ACTION ITEM:
Repeat the entire listing below exactly.

RECORDED DATA START

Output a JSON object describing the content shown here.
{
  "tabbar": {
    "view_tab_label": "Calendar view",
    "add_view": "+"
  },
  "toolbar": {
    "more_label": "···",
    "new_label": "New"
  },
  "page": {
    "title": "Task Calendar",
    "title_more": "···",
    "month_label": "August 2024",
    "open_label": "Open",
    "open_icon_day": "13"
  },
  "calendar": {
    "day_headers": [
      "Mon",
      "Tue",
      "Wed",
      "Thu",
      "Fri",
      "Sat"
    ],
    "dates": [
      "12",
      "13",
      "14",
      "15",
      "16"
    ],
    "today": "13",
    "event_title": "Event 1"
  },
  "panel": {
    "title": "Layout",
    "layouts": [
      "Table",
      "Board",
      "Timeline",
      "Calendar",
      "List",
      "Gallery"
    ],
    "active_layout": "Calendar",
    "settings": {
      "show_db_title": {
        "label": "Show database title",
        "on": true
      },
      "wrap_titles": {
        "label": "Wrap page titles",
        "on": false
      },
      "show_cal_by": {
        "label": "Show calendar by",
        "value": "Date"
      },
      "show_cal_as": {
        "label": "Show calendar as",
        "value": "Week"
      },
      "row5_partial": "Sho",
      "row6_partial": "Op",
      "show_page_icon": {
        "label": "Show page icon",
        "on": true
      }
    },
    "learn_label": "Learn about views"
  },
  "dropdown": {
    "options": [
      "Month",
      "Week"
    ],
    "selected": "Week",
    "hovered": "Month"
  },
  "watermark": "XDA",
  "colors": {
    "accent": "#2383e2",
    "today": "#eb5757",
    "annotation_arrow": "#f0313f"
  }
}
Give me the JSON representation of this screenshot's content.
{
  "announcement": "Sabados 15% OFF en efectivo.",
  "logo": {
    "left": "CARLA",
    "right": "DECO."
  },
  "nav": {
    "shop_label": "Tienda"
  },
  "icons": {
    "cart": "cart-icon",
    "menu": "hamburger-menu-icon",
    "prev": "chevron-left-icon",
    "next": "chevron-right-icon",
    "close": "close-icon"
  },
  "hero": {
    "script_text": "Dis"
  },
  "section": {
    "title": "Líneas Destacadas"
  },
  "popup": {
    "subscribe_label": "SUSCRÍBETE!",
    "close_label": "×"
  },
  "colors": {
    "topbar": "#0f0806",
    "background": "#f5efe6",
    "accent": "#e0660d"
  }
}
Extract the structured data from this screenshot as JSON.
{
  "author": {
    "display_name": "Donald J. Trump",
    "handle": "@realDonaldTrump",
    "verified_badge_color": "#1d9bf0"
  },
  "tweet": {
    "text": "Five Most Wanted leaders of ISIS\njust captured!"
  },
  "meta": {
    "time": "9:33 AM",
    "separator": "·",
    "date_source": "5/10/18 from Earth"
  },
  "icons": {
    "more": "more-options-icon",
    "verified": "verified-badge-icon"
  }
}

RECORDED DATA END

PROBLEM SOLUTION:
Output a JSON object describing the content shown here.
{
  "tabbar": {
    "view_tab_label": "Calendar view",
    "add_view": "+"
  },
  "toolbar": {
    "more_label": "···",
    "new_label": "New"
  },
  "page": {
    "title": "Task Calendar",
    "title_more": "···",
    "month_label": "August 2024",
    "open_label": "Open",
    "open_icon_day": "13"
  },
  "calendar": {
    "day_headers": [
      "Mon",
      "Tue",
      "Wed",
      "Thu",
      "Fri",
      "Sat"
    ],
    "dates": [
      "12",
      "13",
      "14",
      "15",
      "16"
    ],
    "today": "13",
    "event_title": "Event 1"
  },
  "panel": {
    "title": "Layout",
    "layouts": [
      "Table",
      "Board",
      "Timeline",
      "Calendar",
      "List",
      "Gallery"
    ],
    "active_layout": "Calendar",
    "settings": {
      "show_db_title": {
        "label": "Show database title",
        "on": true
      },
      "wrap_titles": {
        "label": "Wrap page titles",
        "on": false
      },
      "show_cal_by": {
        "label": "Show calendar by",
        "value": "Date"
      },
      "show_cal_as": {
        "label": "Show calendar as",
        "value": "Week"
      },
      "row5_partial": "Sho",
      "row6_partial": "Op",
      "show_page_icon": {
        "label": "Show page icon",
        "on": true
      }
    },
    "learn_label": "Learn about views"
  },
  "dropdown": {
    "options": [
      "Month",
      "Week"
    ],
    "selected": "Week",
    "hovered": "Month"
  },
  "watermark": "XDA",
  "colors": {
    "accent": "#2383e2",
    "today": "#eb5757",
    "annotation_arrow": "#f0313f"
  }
}
Give me the JSON representation of this screenshot's content.
{
  "announcement": "Sabados 15% OFF en efectivo.",
  "logo": {
    "left": "CARLA",
    "right": "DECO."
  },
  "nav": {
    "shop_label": "Tienda"
  },
  "icons": {
    "cart": "cart-icon",
    "menu": "hamburger-menu-icon",
    "prev": "chevron-left-icon",
    "next": "chevron-right-icon",
    "close": "close-icon"
  },
  "hero": {
    "script_text": "Dis"
  },
  "section": {
    "title": "Líneas Destacadas"
  },
  "popup": {
    "subscribe_label": "SUSCRÍBETE!",
    "close_label": "×"
  },
  "colors": {
    "topbar": "#0f0806",
    "background": "#f5efe6",
    "accent": "#e0660d"
  }
}
Extract the structured data from this screenshot as JSON.
{
  "author": {
    "display_name": "Donald J. Trump",
    "handle": "@realDonaldTrump",
    "verified_badge_color": "#1d9bf0"
  },
  "tweet": {
    "text": "Five Most Wanted leaders of ISIS\njust captured!"
  },
  "meta": {
    "time": "9:33 AM",
    "separator": "·",
    "date_source": "5/10/18 from Earth"
  },
  "icons": {
    "more": "more-options-icon",
    "verified": "verified-badge-icon"
  }
}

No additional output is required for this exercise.